The group cited a loophole in the Treaty of Fort Laramie that was originally signed by the US government and the Lakota tribe a hundred years earlier, which stated that and federal land that was abandoned or not in active use was automatically returned to the Native Americans who had once lived there. The occupation lasted until June of 1971, and the following year the formerly abandoned federal land was added to the National Park Service, ending the claim laid by American Indians of All Tribes.
Devil's Tower National Monument, Wyoming
Though it's technically a national monument, not a national park, it's well worth including this sacred site that operates under the auspices of the National Parks Service and continues to be of huge religious significance to the Northern Plains Indians. It's awe-inspiring to hike the easy trail that circumnavigates the base of the tower – known to the Lakota as Matȟó Thípila and to the Crow as Daxpitcheeaasáao, both meaning "Bear's Lodge." As you approach, you may notice small ribbons and pieces of fabric hanging from the tree branches. Don't disturb these or photograph them – they are sacred offerings and should be left well alone by non-Native visitors.
Devil's Tower is also a popular spot for rock climbers, though the practice is as controversial here as it was at Uluru in Australia before climbing was banned there out of respect for Aboriginal peoples. Though no such ban has been enacted here, the parks service does request climbers comply with a voluntary closure in June, when many Native American ceremonies take place and refrain from attempting their routes during that month.
Hawai‘i Volcanoes National Park

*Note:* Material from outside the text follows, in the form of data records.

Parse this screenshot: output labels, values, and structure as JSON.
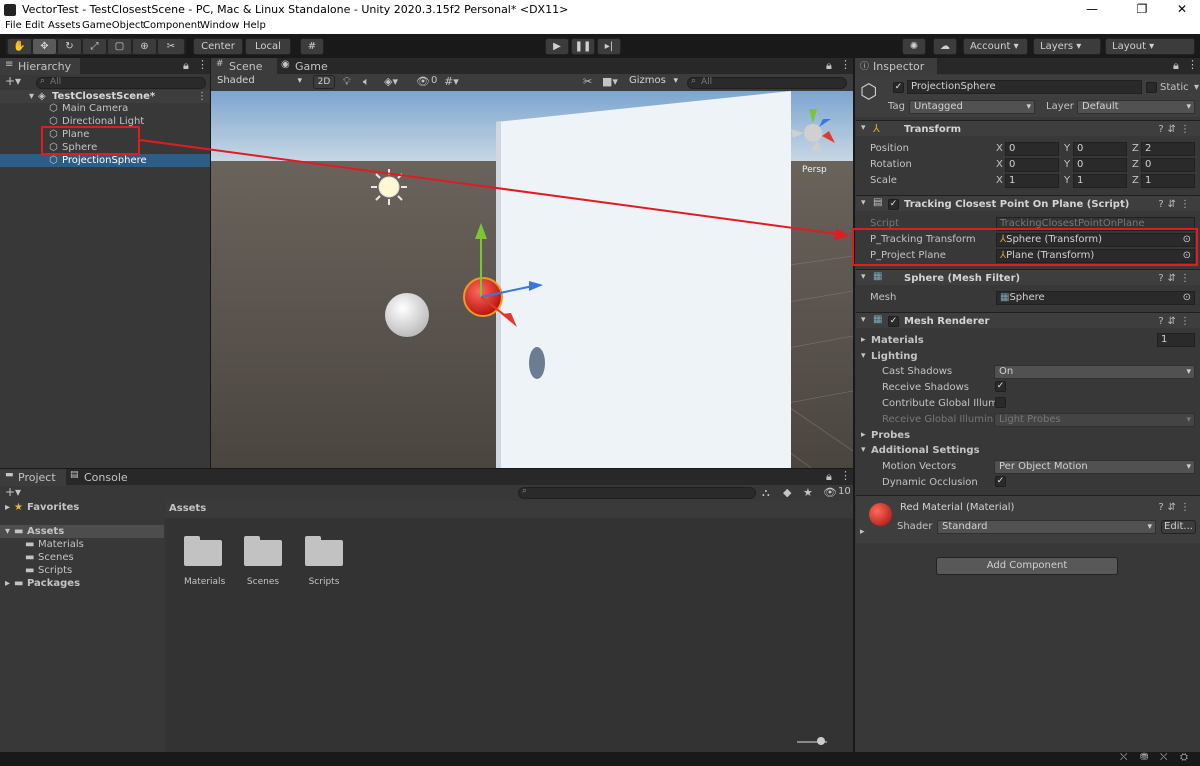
{
  "window": {
    "title": "VectorTest - TestClosestScene - PC, Mac & Linux Standalone - Unity 2020.3.15f2 Personal* <DX11>"
  },
  "menu": [
    "File",
    "Edit",
    "Assets",
    "GameObject",
    "Component",
    "Window",
    "Help"
  ],
  "toolbar": {
    "center": "Center",
    "local": "Local",
    "account": "Account",
    "layers": "Layers",
    "layout": "Layout"
  },
  "hierarchy": {
    "tab": "Hierarchy",
    "search_placeholder": "All",
    "scene": "TestClosestScene*",
    "items": [
      "Main Camera",
      "Directional Light",
      "Plane",
      "Sphere",
      "ProjectionSphere"
    ]
  },
  "scene_view": {
    "tabs": [
      "Scene",
      "Game"
    ],
    "shading": "Shaded",
    "mode_2d": "2D",
    "hidden_count": "0",
    "gizmos": "Gizmos",
    "search_placeholder": "All",
    "persp": "Persp"
  },
  "project": {
    "tabs": [
      "Project",
      "Console"
    ],
    "favorites": "Favorites",
    "assets": "Assets",
    "asset_children": [
      "Materials",
      "Scenes",
      "Scripts"
    ],
    "packages": "Packages",
    "breadcrumb": "Assets",
    "folders": [
      "Materials",
      "Scenes",
      "Scripts"
    ],
    "hidden_count": "10"
  },
  "inspector": {
    "tab": "Inspector",
    "object_name": "ProjectionSphere",
    "static_label": "Static",
    "tag_label": "Tag",
    "tag_value": "Untagged",
    "layer_label": "Layer",
    "layer_value": "Default",
    "transform": {
      "title": "Transform",
      "position_label": "Position",
      "position": [
        "0",
        "0",
        "2"
      ],
      "rotation_label": "Rotation",
      "rotation": [
        "0",
        "0",
        "0"
      ],
      "scale_label": "Scale",
      "scale": [
        "1",
        "1",
        "1"
      ]
    },
    "script": {
      "title": "Tracking Closest Point On Plane (Script)",
      "script_label": "Script",
      "script_value": "TrackingClosestPointOnPlane",
      "p_tracking_label": "P_Tracking Transform",
      "p_tracking_value": "Sphere (Transform)",
      "p_plane_label": "P_Project Plane",
      "p_plane_value": "Plane (Transform)"
    },
    "mesh_filter": {
      "title": "Sphere (Mesh Filter)",
      "mesh_label": "Mesh",
      "mesh_value": "Sphere"
    },
    "mesh_renderer": {
      "title": "Mesh Renderer",
      "materials_label": "Materials",
      "materials_count": "1",
      "lighting_label": "Lighting",
      "cast_shadows_label": "Cast Shadows",
      "cast_shadows_value": "On",
      "receive_shadows_label": "Receive Shadows",
      "contribute_gi_label": "Contribute Global Illumi",
      "receive_gi_label": "Receive Global Illumina",
      "receive_gi_value": "Light Probes",
      "probes_label": "Probes",
      "additional_label": "Additional Settings",
      "motion_vectors_label": "Motion Vectors",
      "motion_vectors_value": "Per Object Motion",
      "dynamic_occlusion_label": "Dynamic Occlusion"
    },
    "material": {
      "title": "Red Material (Material)",
      "shader_label": "Shader",
      "shader_value": "Standard",
      "edit": "Edit..."
    },
    "add_component": "Add Component"
  },
  "colors": {
    "accent_red": "#e11b22",
    "selection": "#2c5d87"
  }
}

Native Hawaiians are descended from Polynesian sailors who landed between 1000 to 1200 CE. They developed their own culture and religion and had sovereignty over the islands until Queen Liliʻuokalani was deposed in 1893. According to their beliefs, the land encompassed by Hawai'i Volcanoes National Park is 'Aina a ke akua e noho ai, or "The land where the divine dwells" – specifically the Goddess Pelehonuamea, who lives in the crater Halema‘uma‘u at the summit of Mount Kilauea.
If you want to learn more about the Native history of Hawai‘i Volcanoes National Park, visit the Pu‘uloa Petroglyph Field, where thousands-of-years-old rock drawings have been preserved, as well as the Footprints Area, where you can see actual fossilized impressions from an ancient Hawaiian's walk through soft ground. You can also follow in the (less literal) footsteps of the Hawaiian people up the The Ainopio Trail, which leads up the slopes of Mauna Loa, and was originally worn by those bringing offerings to Pele, the volcano goddess.
Traveler etiquette tips
- Ask first before taking photos of any people on tribal reservations or Native Americans working at national parks and historical sites.
- At archaeological sites and in the wilderness, practice "leave no trace" principles. Do not touch, move or otherwise disturb any artifacts or existing structures. Report any new discoveries to park or tribal rangers.
- Always stay on paved walkways and signposted hiking trails unless accompanied by a park or tribal ranger or an officially licensed tour guide.
- Buying, selling, possessing, consuming or transporting alcohol is illegal on some Native American reservations, including the Navajo Nation.